The first people to make it to Australia could have navigated their way by sea crossing, reaching the north-west coastline of the island continent more than 50,000 years ago.
New techniques for genetic analysis are helping us build more detailed and accurate stories about the ancient histories of the first Australians.
There is plenty of debate over what route was taken by the first people to reach Australia. New research reveals a likely route through a now submerged chain of islands.
The evidence of a much earlier presence of humans in Indonesia was found more than 100 years ago. But only now has the age of the fossil teeth been accurately dated.
Part of the land inhabited by some of the early Australians is now submerged, but details of their life is now revealed in an excavation on an island off the continent’s north-west coast.

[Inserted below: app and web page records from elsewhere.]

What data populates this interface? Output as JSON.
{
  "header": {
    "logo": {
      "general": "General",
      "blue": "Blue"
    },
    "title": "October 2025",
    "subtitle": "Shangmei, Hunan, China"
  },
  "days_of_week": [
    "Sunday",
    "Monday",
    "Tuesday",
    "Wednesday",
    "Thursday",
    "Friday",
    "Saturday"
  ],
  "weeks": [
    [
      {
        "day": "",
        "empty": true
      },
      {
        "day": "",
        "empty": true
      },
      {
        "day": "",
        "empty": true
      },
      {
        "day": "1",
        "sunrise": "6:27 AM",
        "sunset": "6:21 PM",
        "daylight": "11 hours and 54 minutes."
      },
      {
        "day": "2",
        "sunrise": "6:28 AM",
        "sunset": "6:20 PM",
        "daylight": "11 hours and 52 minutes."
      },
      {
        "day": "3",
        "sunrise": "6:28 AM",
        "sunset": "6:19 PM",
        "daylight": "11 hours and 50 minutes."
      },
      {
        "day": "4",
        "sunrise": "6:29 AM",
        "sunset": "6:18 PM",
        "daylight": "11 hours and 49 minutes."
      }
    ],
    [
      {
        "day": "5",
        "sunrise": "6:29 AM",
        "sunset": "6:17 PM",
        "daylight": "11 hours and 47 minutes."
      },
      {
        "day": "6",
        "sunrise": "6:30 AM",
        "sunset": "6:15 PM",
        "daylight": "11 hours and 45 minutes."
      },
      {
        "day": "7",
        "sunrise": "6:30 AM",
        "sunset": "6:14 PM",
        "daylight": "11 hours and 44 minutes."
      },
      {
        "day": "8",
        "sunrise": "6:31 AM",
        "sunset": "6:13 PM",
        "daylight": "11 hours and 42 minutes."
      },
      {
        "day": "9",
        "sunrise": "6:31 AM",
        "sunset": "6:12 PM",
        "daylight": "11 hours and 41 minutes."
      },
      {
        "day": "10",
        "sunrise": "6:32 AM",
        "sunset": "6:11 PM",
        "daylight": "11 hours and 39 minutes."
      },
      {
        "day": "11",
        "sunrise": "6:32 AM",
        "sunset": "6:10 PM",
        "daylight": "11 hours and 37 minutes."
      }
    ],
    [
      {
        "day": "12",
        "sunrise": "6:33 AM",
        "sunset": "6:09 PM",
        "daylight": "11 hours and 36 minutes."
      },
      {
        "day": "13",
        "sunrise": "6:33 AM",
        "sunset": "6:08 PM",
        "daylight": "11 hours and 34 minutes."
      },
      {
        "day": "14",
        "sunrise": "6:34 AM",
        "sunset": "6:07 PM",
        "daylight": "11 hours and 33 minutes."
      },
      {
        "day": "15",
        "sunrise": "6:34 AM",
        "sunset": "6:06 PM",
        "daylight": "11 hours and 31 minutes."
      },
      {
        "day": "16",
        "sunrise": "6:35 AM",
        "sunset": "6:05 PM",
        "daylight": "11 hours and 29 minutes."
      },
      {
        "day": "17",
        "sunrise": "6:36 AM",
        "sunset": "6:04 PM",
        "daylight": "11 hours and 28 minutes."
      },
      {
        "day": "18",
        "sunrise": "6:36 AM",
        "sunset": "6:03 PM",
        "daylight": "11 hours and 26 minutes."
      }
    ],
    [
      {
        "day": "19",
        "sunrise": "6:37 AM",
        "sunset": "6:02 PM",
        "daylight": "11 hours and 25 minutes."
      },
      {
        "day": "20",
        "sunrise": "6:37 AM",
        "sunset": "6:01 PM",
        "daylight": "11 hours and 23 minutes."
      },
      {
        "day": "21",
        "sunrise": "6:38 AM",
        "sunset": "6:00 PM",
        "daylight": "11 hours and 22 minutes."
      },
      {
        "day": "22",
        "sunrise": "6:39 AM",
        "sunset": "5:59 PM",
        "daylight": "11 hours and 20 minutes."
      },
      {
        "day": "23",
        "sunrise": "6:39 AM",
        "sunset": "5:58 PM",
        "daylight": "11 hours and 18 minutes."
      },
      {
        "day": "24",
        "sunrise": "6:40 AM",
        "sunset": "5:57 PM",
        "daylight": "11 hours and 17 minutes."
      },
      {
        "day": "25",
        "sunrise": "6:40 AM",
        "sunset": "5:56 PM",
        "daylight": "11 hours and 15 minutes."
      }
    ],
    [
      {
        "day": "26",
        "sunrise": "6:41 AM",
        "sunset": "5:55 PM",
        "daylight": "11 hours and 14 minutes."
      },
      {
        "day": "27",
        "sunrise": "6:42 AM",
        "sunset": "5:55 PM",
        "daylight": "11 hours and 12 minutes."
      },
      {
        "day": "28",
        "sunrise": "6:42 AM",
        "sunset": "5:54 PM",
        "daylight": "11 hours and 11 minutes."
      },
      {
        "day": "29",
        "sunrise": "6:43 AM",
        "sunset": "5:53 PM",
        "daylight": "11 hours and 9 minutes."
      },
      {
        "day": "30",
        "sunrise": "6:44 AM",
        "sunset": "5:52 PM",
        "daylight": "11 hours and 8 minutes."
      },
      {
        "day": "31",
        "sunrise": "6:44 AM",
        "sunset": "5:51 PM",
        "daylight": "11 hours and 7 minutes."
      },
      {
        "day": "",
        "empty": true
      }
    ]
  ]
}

Aboriginal people stayed settled in places across Australia for 50,000 years until Europeans arrived, showing a strong connection with the land.
The extinction of the giant reptiles, marsupials and birds that once called Australia home has been the subject of much debate, including the role early Australians may have had on their fate.
New DNA research working with Indigenous Australians is answering many of the questions about when and where the First Australians emerged many thousands of years ago.
For the more modest aim of delivering steady, competent government – well, it's no wonder Malcolm Turnbull is raging.
Research first published in 2001 has been used to question of whether Aboriginal People were the First Australians. So why not re-test those results with improved techniques and equipment?